UAE were put in to bat, and notwithstanding losing opener Amjad Ali with only 1 on a board, a rest of a batting choice took adult a slack. It was a match-defining partnership between Shaiman and Swapnil Patil that incited a compare in UAE’s favour, as a twin put on 145 runs for a fourth wicket. Shaiman’s bid eventually came to an finish on 109, though Patil stranded around to measure 74 off 78 balls, as UAE racked adult 297 for 8.
Nepal’s respond began rather abjectly as they struggled their approach to 53 for 5 in 18 overs. A 49-run mount between Sharad Vesawkar and Binod Bhandari helped detain a slip somewhat, though it was all too fleeting. Despite Shakti Gauchan’s dominant 37 during No.9, Nepal had too many to do, and were eventually rolled for 195. Vesawkar top-scored with 54, while Kamran Shazad was a collect of a bowlers with 3 for 46.
Kenya batted initial and proceeded to remove both their openers with only 36 on a board. Collins Obuya entered during No.4, and played a stimulating knock, attack 106 off 120 balls to beam Kenya to a rival 249 for 9. PNG’s Raymond Haoda was a many heavy of a bowlers, holding 4 for 50. Thomas Odoyo entered a ravel during No. 8, and strike 42 off 34 balls to supplement much-needed procedure to a score.
PNG didn’t start good during all, losing opener Tony Ura, who was utterly inclusive during a World Twenty20 qualifiers late final year, for a two-ball duck.
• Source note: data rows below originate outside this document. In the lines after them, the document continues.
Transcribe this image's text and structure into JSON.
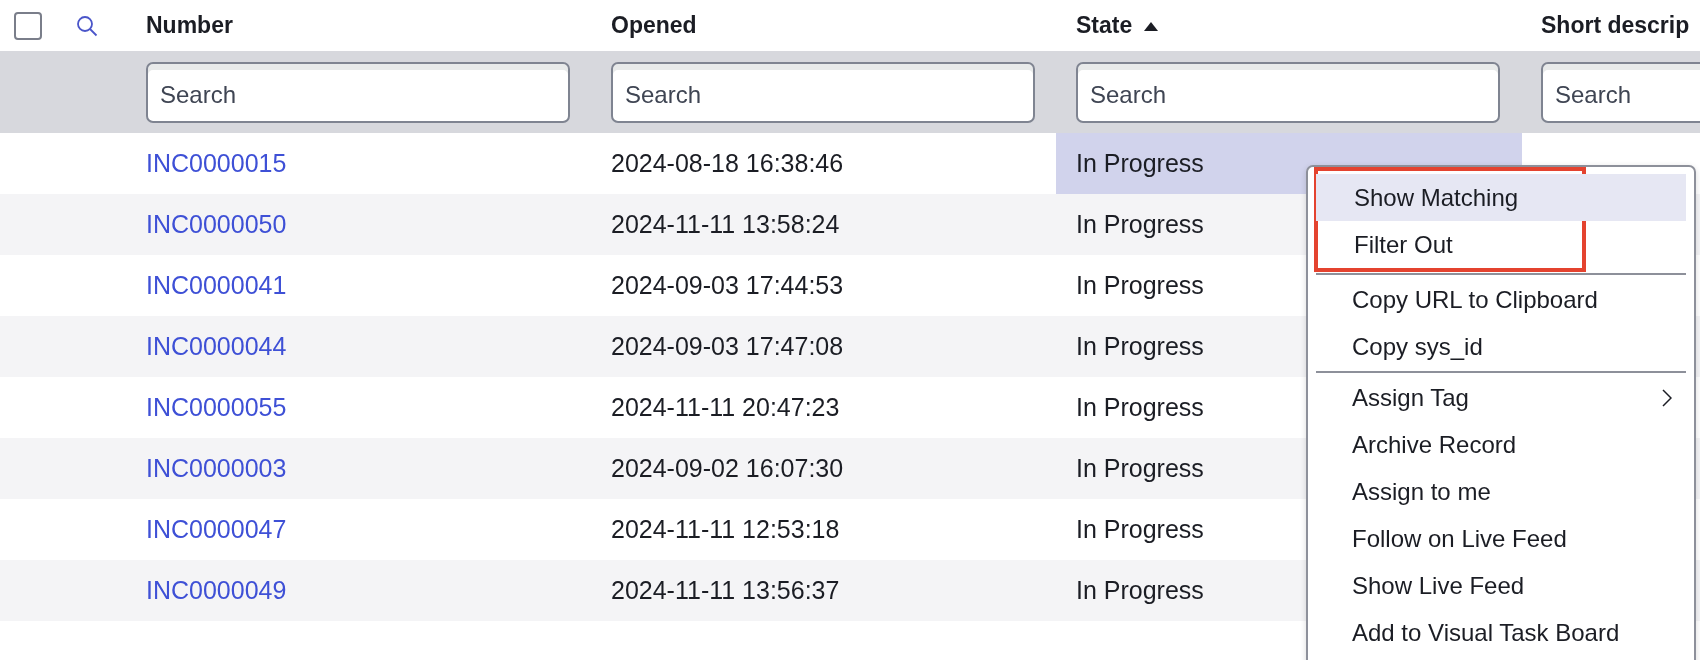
{
  "header": {
    "select_all": {
      "checked": false
    },
    "columns": [
      {
        "label": "Number",
        "sorted": false
      },
      {
        "label": "Opened",
        "sorted": false
      },
      {
        "label": "State",
        "sorted": true
      },
      {
        "label": "Short descrip",
        "sorted": false
      }
    ]
  },
  "search_row": [
    {
      "placeholder": "Search"
    },
    {
      "placeholder": "Search"
    },
    {
      "placeholder": "Search"
    },
    {
      "placeholder": "Search"
    }
  ],
  "rows": [
    {
      "cells": [
        {
          "text": "INC0000015",
          "selected": false
        },
        {
          "text": "2024-08-18 16:38:46",
          "selected": false
        },
        {
          "text": "In Progress",
          "selected": true
        }
      ]
    },
    {
      "cells": [
        {
          "text": "INC0000050",
          "selected": false
        },
        {
          "text": "2024-11-11 13:58:24",
          "selected": false
        },
        {
          "text": "In Progress",
          "selected": false
        }
      ]
    },
    {
      "cells": [
        {
          "text": "INC0000041",
          "selected": false
        },
        {
          "text": "2024-09-03 17:44:53",
          "selected": false
        },
        {
          "text": "In Progress",
          "selected": false
        }
      ]
    },
    {
      "cells": [
        {
          "text": "INC0000044",
          "selected": false
        },
        {
          "text": "2024-09-03 17:47:08",
          "selected": false
        },
        {
          "text": "In Progress",
          "selected": false
        }
      ]
    },
    {
      "cells": [
        {
          "text": "INC0000055",
          "selected": false
        },
        {
          "text": "2024-11-11 20:47:23",
          "selected": false
        },
        {
          "text": "In Progress",
          "selected": false
        }
      ]
    },
    {
      "cells": [
        {
          "text": "INC0000003",
          "selected": false
        },
        {
          "text": "2024-09-02 16:07:30",
          "selected": false
        },
        {
          "text": "In Progress",
          "selected": false
        }
      ]
    },
    {
      "cells": [
        {
          "text": "INC0000047",
          "selected": false
        },
        {
          "text": "2024-11-11 12:53:18",
          "selected": false
        },
        {
          "text": "In Progress",
          "selected": false
        }
      ]
    },
    {
      "cells": [
        {
          "text": "INC0000049",
          "selected": false
        },
        {
          "text": "2024-11-11 13:56:37",
          "selected": false
        },
        {
          "text": "In Progress",
          "selected": false
        }
      ]
    }
  ],
  "context_menu": {
    "sections": [
      {
        "annotated": true,
        "items": [
          {
            "label": "Show Matching",
            "selected": true,
            "submenu": false
          },
          {
            "label": "Filter Out",
            "selected": false,
            "submenu": false
          }
        ]
      },
      {
        "annotated": false,
        "items": [
          {
            "label": "Copy URL to Clipboard",
            "selected": false,
            "submenu": false
          },
          {
            "label": "Copy sys_id",
            "selected": false,
            "submenu": false
          }
        ]
      },
      {
        "annotated": false,
        "items": [
          {
            "label": "Assign Tag",
            "selected": false,
            "submenu": true
          },
          {
            "label": "Archive Record",
            "selected": false,
            "submenu": false
          },
          {
            "label": "Assign to me",
            "selected": false,
            "submenu": false
          },
          {
            "label": "Follow on Live Feed",
            "selected": false,
            "submenu": false
          },
          {
            "label": "Show Live Feed",
            "selected": false,
            "submenu": false
          },
          {
            "label": "Add to Visual Task Board",
            "selected": false,
            "submenu": false
          }
        ]
      }
    ]
  }
}
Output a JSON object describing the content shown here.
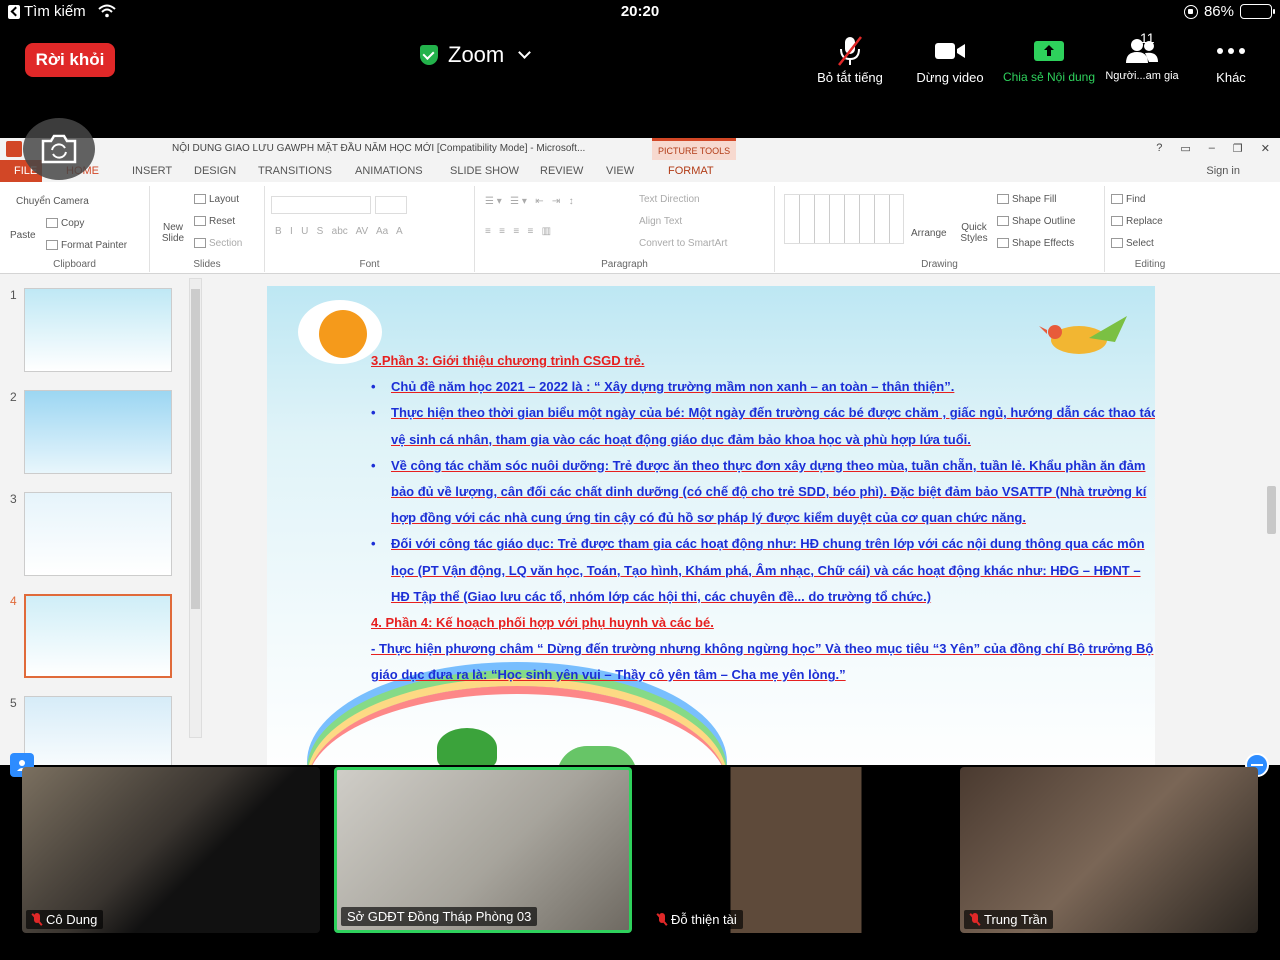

This brought a No.3, Vala, to a crease, and he combined 154 runs with Siaka to set PNG on their approach to a resounding win. Siaka fell in a 24th over, shortly after completing a century on his List A debut, while Vala found association in a No.4, captain Chris Amini, with a twin dire on to strike off a remaining 96 runs with some-more than 7 overs to spare. Vala finished dominant on 105 off 109 balls, his initial century in this format.
“That was a many critical and best innings I’ve played for my country,” Vala said. “This win sets us adult good for a contest and gives us some genuine momentum.”
Fifties from Wesley Barresi and Peter Borren ensured Netherlands began their World Cup 2015 qualifiers debate with a victory, as they downed Uganda by seven wickets during Mount Maunganui. Uganda won a toss and inaugurated to bat first, with a openers putting on a healthy mount of 76.
However, things began to come dismantled once Roger Mukasa fell for 44, and Uganda went on to remove all 10 wickets for a further of only 76 runs. Left-arm chinaman bowler Michael Rippon was a wrecker-in-chief, holding 4 for 15 in his share of 10 overs. Uganda were discharged for 152 inside 47 overs.
“The conditions were ideal for me,” Rippon said. “The representation was utterly stoppy and took a bit of spin. we had a ideal zephyr and a skipper brought me on during a ideal time to bowl.”
Netherlands were not unequivocally challenged in their chase, and while a openers put on only 27, a batsmen continued to rise suggestive partnerships. Barresi anchored a innings, while captain Borren scored a accessible 50 off 56 balls. The span put on 85 to effectively take a diversion divided from Uganda, as they chased a aim down with roughly 20 overs to spare.
Scotland won a toss and put Hong Kong in, that seemed an desirous pierce when Mark Wright was run out during a third over. This brought a captain, Jamie Atkinson to a crease, and he proceeded to supplement 61 for a second wicket with opener Irfan Ahmed. Contributions from Mark Chapman, Babar Hayat and Tanwir Afzal ensured Hong Kong reached a rival 263 for 7. Iain Wardlaw was a collect of a bowlers with 3 for 57.
Scotland kept gait with a compulsory rate for a many part, with Matt Machan commencement a assign with his run-a-ball 34. Preston Mommsen went on to beam a innings during No.4, reaching a lass List A ton in a process. Mommsen continued to live one finish as wickets fell frequently for Scotland. Rob Taylor’s 28 was a subsequent best bid down a sequence as Scotland authorised a compulsory rate to go astray, eventually succumbing to Hong Kong’s twin of Nadeem and Haseeb, who took 7 wickets between them.